(Data for this task begins)

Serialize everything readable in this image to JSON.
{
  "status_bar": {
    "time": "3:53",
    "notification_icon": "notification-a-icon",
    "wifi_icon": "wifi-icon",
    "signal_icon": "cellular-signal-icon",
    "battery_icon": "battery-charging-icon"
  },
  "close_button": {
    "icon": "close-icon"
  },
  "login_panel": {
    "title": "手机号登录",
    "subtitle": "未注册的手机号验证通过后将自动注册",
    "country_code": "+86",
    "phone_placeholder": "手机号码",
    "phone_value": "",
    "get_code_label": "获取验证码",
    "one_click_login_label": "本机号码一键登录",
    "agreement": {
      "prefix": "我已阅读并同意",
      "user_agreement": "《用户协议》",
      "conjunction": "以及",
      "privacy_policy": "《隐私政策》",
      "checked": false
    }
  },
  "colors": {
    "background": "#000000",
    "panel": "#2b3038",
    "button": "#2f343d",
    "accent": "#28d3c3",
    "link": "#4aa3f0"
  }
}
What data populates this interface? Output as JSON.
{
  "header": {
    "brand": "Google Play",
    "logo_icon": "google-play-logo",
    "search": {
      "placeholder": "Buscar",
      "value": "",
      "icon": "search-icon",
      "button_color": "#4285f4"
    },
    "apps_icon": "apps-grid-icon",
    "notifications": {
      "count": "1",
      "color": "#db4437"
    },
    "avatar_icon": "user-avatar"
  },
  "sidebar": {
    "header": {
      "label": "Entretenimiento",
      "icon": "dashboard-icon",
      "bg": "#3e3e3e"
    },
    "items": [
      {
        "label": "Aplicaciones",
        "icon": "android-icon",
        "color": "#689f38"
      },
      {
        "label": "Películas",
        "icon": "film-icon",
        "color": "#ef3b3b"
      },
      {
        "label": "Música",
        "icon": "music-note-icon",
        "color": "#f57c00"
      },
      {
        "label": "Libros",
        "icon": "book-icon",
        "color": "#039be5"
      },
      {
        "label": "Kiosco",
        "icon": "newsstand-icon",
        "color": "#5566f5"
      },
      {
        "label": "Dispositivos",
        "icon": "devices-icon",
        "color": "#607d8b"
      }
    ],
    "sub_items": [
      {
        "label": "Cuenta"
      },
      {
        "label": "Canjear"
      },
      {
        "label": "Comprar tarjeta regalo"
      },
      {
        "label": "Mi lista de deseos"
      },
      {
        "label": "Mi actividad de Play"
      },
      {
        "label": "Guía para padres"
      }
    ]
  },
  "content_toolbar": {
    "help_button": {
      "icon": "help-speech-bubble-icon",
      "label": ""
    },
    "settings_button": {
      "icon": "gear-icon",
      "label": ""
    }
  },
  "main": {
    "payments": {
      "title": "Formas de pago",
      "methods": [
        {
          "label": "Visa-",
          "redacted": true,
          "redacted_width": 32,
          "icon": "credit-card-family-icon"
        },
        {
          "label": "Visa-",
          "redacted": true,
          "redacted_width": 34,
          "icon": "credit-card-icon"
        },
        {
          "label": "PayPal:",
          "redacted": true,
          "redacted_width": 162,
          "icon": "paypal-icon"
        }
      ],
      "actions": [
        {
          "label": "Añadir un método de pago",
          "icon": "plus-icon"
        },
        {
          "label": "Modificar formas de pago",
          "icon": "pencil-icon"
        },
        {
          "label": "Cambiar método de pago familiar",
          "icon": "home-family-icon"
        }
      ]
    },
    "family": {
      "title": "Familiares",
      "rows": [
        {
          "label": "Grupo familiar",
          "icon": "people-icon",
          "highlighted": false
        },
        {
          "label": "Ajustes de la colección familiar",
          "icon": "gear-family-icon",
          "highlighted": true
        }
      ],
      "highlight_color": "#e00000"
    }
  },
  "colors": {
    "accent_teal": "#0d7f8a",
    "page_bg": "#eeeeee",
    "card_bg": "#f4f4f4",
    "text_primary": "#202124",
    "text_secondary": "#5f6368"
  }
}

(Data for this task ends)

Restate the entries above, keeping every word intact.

Reply:
Serialize everything readable in this image to JSON.
{
  "status_bar": {
    "time": "3:53",
    "notification_icon": "notification-a-icon",
    "wifi_icon": "wifi-icon",
    "signal_icon": "cellular-signal-icon",
    "battery_icon": "battery-charging-icon"
  },
  "close_button": {
    "icon": "close-icon"
  },
  "login_panel": {
    "title": "手机号登录",
    "subtitle": "未注册的手机号验证通过后将自动注册",
    "country_code": "+86",
    "phone_placeholder": "手机号码",
    "phone_value": "",
    "get_code_label": "获取验证码",
    "one_click_login_label": "本机号码一键登录",
    "agreement": {
      "prefix": "我已阅读并同意",
      "user_agreement": "《用户协议》",
      "conjunction": "以及",
      "privacy_policy": "《隐私政策》",
      "checked": false
    }
  },
  "colors": {
    "background": "#000000",
    "panel": "#2b3038",
    "button": "#2f343d",
    "accent": "#28d3c3",
    "link": "#4aa3f0"
  }
}
What data populates this interface? Output as JSON.
{
  "header": {
    "brand": "Google Play",
    "logo_icon": "google-play-logo",
    "search": {
      "placeholder": "Buscar",
      "value": "",
      "icon": "search-icon",
      "button_color": "#4285f4"
    },
    "apps_icon": "apps-grid-icon",
    "notifications": {
      "count": "1",
      "color": "#db4437"
    },
    "avatar_icon": "user-avatar"
  },
  "sidebar": {
    "header": {
      "label": "Entretenimiento",
      "icon": "dashboard-icon",
      "bg": "#3e3e3e"
    },
    "items": [
      {
        "label": "Aplicaciones",
        "icon": "android-icon",
        "color": "#689f38"
      },
      {
        "label": "Películas",
        "icon": "film-icon",
        "color": "#ef3b3b"
      },
      {
        "label": "Música",
        "icon": "music-note-icon",
        "color": "#f57c00"
      },
      {
        "label": "Libros",
        "icon": "book-icon",
        "color": "#039be5"
      },
      {
        "label": "Kiosco",
        "icon": "newsstand-icon",
        "color": "#5566f5"
      },
      {
        "label": "Dispositivos",
        "icon": "devices-icon",
        "color": "#607d8b"
      }
    ],
    "sub_items": [
      {
        "label": "Cuenta"
      },
      {
        "label": "Canjear"
      },
      {
        "label": "Comprar tarjeta regalo"
      },
      {
        "label": "Mi lista de deseos"
      },
      {
        "label": "Mi actividad de Play"
      },
      {
        "label": "Guía para padres"
      }
    ]
  },
  "content_toolbar": {
    "help_button": {
      "icon": "help-speech-bubble-icon",
      "label": ""
    },
    "settings_button": {
      "icon": "gear-icon",
      "label": ""
    }
  },
  "main": {
    "payments": {
      "title": "Formas de pago",
      "methods": [
        {
          "label": "Visa-",
          "redacted": true,
          "redacted_width": 32,
          "icon": "credit-card-family-icon"
        },
        {
          "label": "Visa-",
          "redacted": true,
          "redacted_width": 34,
          "icon": "credit-card-icon"
        },
        {
          "label": "PayPal:",
          "redacted": true,
          "redacted_width": 162,
          "icon": "paypal-icon"
        }
      ],
      "actions": [
        {
          "label": "Añadir un método de pago",
          "icon": "plus-icon"
        },
        {
          "label": "Modificar formas de pago",
          "icon": "pencil-icon"
        },
        {
          "label": "Cambiar método de pago familiar",
          "icon": "home-family-icon"
        }
      ]
    },
    "family": {
      "title": "Familiares",
      "rows": [
        {
          "label": "Grupo familiar",
          "icon": "people-icon",
          "highlighted": false
        },
        {
          "label": "Ajustes de la colección familiar",
          "icon": "gear-family-icon",
          "highlighted": true
        }
      ],
      "highlight_color": "#e00000"
    }
  },
  "colors": {
    "accent_teal": "#0d7f8a",
    "page_bg": "#eeeeee",
    "card_bg": "#f4f4f4",
    "text_primary": "#202124",
    "text_secondary": "#5f6368"
  }
}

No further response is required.